California Public Employees’ Retirement System, the largest U.S. public pension fund, is likely to increase or maintain hedge fund investments next year after a review, Chief Investment Officer Joseph Dear said. Calpers staff is scheduled to make recommendations to the board in late spring of 2012 regarding the benchmarks, objectives, capital source and strategies for its hedge fund investments, Dear said in an interview in Hong Kong today. “The outcome of that could be a decision to increase the size of the program,” said Dear. “It could be to leave it where it is. I doubt it will result in a recommendation to shrink the size.”
Ex-New Star Manager Sues Over Bullying, Being Called Moron (Businessweek)
Patrick Evershed, a former New Star Asset Management Holdings Inc. fund manager, was bullied by company founder John Duffield and called a “criminal” and a “moron,” Evershed’s lawyer said. Evershed is suing New Star for unfair dismissal at a London employment tribunal. His lawyer, Daphne Romney, said at the first day of the trial today that he was subjected to “a very unpleasant environment.” Duffield “called the fund managers morons and criminals,” including Evershed, Romney said. He “asked if they were ashamed of themselves when their funds performed poorly” and was “angry, antagonistic and unpleasant.” Evershed was suspended by the fund’s chief executive officer, Howard Covington, in 2008, shortly after writing a letter to New Star’s human resources department complaining about Duffield’s conduct. In the letter, Evershed said Duffield “has been most vile to most of the fund managers for several years and bullying us.” Evershed later resigned and sued the fund in October 2008.

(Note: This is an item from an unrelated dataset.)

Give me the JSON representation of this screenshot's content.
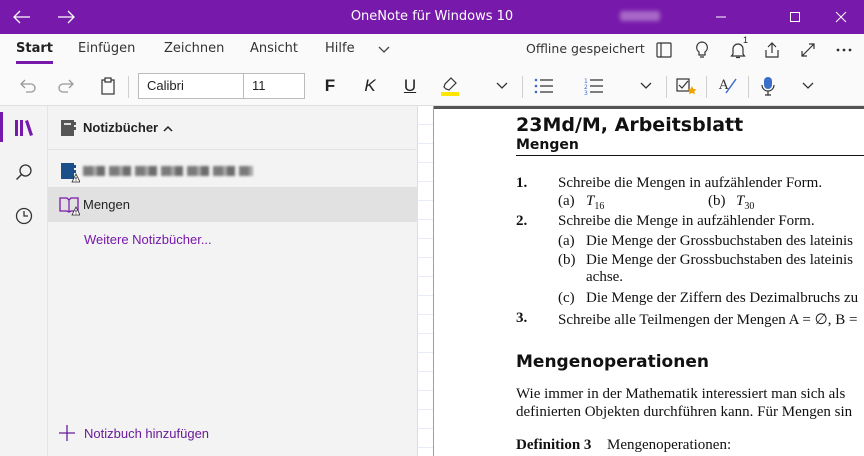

J. Kyle Bass Buys 4.9% Stake in MGIC Investment Corp (InsiderMonkey)
A closely followed hedge fund manager known for correctly betting on the housing market’s collapse four years ago purchased a small stake in the nation’s largest mortgage insurance company in a bet that the housing market has neared bottom. J. Kyle Bass, portfolio manager at Dallas-based Hayman Capital Management LP, bought the 4.9% stake in MGIC Investment Corp, according to federal filings. He said on Monday the bet reflected his view that the housing market’s losses had largely been absorbed. “You can see that the pig has moved through the python in terms of U.S. housing losses,” he said.
DragonBack Adds Double Haven Funds To Platform (FINAlternatives)
Hong Kong-based DragonBack Capital Limited has added Darryl Flint and his Double Haven Credit team to its fund platform. Flint and his six-person team will continue to manage their stable of funds—now renamed as the Double Haven Credit Opportunities Fund and the Double Haven Temple Fund—as well as an Asian Liquid Credit Strategy. DragonBack, a former equity multi-strategy and volatility hedge fund manager which managed as much as $600 million at its peak, reinvented itself last year as a hedge fund platform. Led by Rob Lance and Phil Tye, the 10-person team provides senior management and marketing representation, full operational infrastructure and independent risk control.